- _EXTRACTED ENTRIES_:
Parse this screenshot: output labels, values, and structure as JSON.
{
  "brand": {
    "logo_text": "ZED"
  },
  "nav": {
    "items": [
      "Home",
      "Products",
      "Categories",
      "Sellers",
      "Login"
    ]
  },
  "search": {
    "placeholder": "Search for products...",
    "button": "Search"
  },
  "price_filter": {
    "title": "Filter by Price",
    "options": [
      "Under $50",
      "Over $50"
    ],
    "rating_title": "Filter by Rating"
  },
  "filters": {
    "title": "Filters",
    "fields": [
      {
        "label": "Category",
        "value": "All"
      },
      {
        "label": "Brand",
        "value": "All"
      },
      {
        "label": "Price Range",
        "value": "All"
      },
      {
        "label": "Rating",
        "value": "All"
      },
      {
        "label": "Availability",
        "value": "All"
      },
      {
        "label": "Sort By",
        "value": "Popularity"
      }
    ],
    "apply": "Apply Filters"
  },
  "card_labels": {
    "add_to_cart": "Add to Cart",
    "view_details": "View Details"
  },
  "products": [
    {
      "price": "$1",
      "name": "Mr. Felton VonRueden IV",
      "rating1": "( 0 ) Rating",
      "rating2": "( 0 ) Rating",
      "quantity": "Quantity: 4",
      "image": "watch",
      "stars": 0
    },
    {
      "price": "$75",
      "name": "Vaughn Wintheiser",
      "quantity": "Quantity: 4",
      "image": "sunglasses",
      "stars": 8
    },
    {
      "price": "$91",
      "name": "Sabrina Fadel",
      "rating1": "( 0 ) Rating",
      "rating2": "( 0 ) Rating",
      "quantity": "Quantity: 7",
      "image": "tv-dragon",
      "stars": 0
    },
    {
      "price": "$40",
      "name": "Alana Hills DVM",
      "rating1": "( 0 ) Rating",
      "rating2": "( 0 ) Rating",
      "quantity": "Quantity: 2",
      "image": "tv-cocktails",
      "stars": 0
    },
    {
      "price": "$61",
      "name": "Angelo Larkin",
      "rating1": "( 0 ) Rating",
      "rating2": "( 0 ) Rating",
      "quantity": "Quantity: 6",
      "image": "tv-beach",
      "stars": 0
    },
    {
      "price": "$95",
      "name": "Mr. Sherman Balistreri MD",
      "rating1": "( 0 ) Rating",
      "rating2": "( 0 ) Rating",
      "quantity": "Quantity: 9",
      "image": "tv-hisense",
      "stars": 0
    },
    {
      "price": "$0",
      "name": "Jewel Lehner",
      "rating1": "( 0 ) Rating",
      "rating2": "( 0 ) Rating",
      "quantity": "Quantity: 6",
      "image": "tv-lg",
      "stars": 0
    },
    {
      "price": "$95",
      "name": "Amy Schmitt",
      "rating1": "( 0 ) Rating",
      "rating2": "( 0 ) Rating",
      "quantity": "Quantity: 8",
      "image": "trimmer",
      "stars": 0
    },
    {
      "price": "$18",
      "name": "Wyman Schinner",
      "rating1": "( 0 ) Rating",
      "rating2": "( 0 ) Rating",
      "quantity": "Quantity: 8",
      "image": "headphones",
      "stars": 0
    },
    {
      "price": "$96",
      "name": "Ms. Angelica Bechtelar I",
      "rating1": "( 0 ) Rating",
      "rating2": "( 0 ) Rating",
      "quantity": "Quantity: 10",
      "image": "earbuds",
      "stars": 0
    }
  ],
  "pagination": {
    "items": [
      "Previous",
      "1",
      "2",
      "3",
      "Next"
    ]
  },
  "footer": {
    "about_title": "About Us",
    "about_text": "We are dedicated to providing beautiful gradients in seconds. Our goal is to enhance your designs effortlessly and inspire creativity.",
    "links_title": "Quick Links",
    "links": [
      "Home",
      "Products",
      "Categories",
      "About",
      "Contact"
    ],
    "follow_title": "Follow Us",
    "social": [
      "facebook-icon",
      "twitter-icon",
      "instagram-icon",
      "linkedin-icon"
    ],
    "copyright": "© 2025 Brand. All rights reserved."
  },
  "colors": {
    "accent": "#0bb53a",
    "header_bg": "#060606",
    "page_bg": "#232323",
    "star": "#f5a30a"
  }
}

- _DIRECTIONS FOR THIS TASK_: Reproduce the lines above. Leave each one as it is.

- _ANSWER_:
Parse this screenshot: output labels, values, and structure as JSON.
{
  "brand": {
    "logo_text": "ZED"
  },
  "nav": {
    "items": [
      "Home",
      "Products",
      "Categories",
      "Sellers",
      "Login"
    ]
  },
  "search": {
    "placeholder": "Search for products...",
    "button": "Search"
  },
  "price_filter": {
    "title": "Filter by Price",
    "options": [
      "Under $50",
      "Over $50"
    ],
    "rating_title": "Filter by Rating"
  },
  "filters": {
    "title": "Filters",
    "fields": [
      {
        "label": "Category",
        "value": "All"
      },
      {
        "label": "Brand",
        "value": "All"
      },
      {
        "label": "Price Range",
        "value": "All"
      },
      {
        "label": "Rating",
        "value": "All"
      },
      {
        "label": "Availability",
        "value": "All"
      },
      {
        "label": "Sort By",
        "value": "Popularity"
      }
    ],
    "apply": "Apply Filters"
  },
  "card_labels": {
    "add_to_cart": "Add to Cart",
    "view_details": "View Details"
  },
  "products": [
    {
      "price": "$1",
      "name": "Mr. Felton VonRueden IV",
      "rating1": "( 0 ) Rating",
      "rating2": "( 0 ) Rating",
      "quantity": "Quantity: 4",
      "image": "watch",
      "stars": 0
    },
    {
      "price": "$75",
      "name": "Vaughn Wintheiser",
      "quantity": "Quantity: 4",
      "image": "sunglasses",
      "stars": 8
    },
    {
      "price": "$91",
      "name": "Sabrina Fadel",
      "rating1": "( 0 ) Rating",
      "rating2": "( 0 ) Rating",
      "quantity": "Quantity: 7",
      "image": "tv-dragon",
      "stars": 0
    },
    {
      "price": "$40",
      "name": "Alana Hills DVM",
      "rating1": "( 0 ) Rating",
      "rating2": "( 0 ) Rating",
      "quantity": "Quantity: 2",
      "image": "tv-cocktails",
      "stars": 0
    },
    {
      "price": "$61",
      "name": "Angelo Larkin",
      "rating1": "( 0 ) Rating",
      "rating2": "( 0 ) Rating",
      "quantity": "Quantity: 6",
      "image": "tv-beach",
      "stars": 0
    },
    {
      "price": "$95",
      "name": "Mr. Sherman Balistreri MD",
      "rating1": "( 0 ) Rating",
      "rating2": "( 0 ) Rating",
      "quantity": "Quantity: 9",
      "image": "tv-hisense",
      "stars": 0
    },
    {
      "price": "$0",
      "name": "Jewel Lehner",
      "rating1": "( 0 ) Rating",
      "rating2": "( 0 ) Rating",
      "quantity": "Quantity: 6",
      "image": "tv-lg",
      "stars": 0
    },
    {
      "price": "$95",
      "name": "Amy Schmitt",
      "rating1": "( 0 ) Rating",
      "rating2": "( 0 ) Rating",
      "quantity": "Quantity: 8",
      "image": "trimmer",
      "stars": 0
    },
    {
      "price": "$18",
      "name": "Wyman Schinner",
      "rating1": "( 0 ) Rating",
      "rating2": "( 0 ) Rating",
      "quantity": "Quantity: 8",
      "image": "headphones",
      "stars": 0
    },
    {
      "price": "$96",
      "name": "Ms. Angelica Bechtelar I",
      "rating1": "( 0 ) Rating",
      "rating2": "( 0 ) Rating",
      "quantity": "Quantity: 10",
      "image": "earbuds",
      "stars": 0
    }
  ],
  "pagination": {
    "items": [
      "Previous",
      "1",
      "2",
      "3",
      "Next"
    ]
  },
  "footer": {
    "about_title": "About Us",
    "about_text": "We are dedicated to providing beautiful gradients in seconds. Our goal is to enhance your designs effortlessly and inspire creativity.",
    "links_title": "Quick Links",
    "links": [
      "Home",
      "Products",
      "Categories",
      "About",
      "Contact"
    ],
    "follow_title": "Follow Us",
    "social": [
      "facebook-icon",
      "twitter-icon",
      "instagram-icon",
      "linkedin-icon"
    ],
    "copyright": "© 2025 Brand. All rights reserved."
  },
  "colors": {
    "accent": "#0bb53a",
    "header_bg": "#060606",
    "page_bg": "#232323",
    "star": "#f5a30a"
  }
}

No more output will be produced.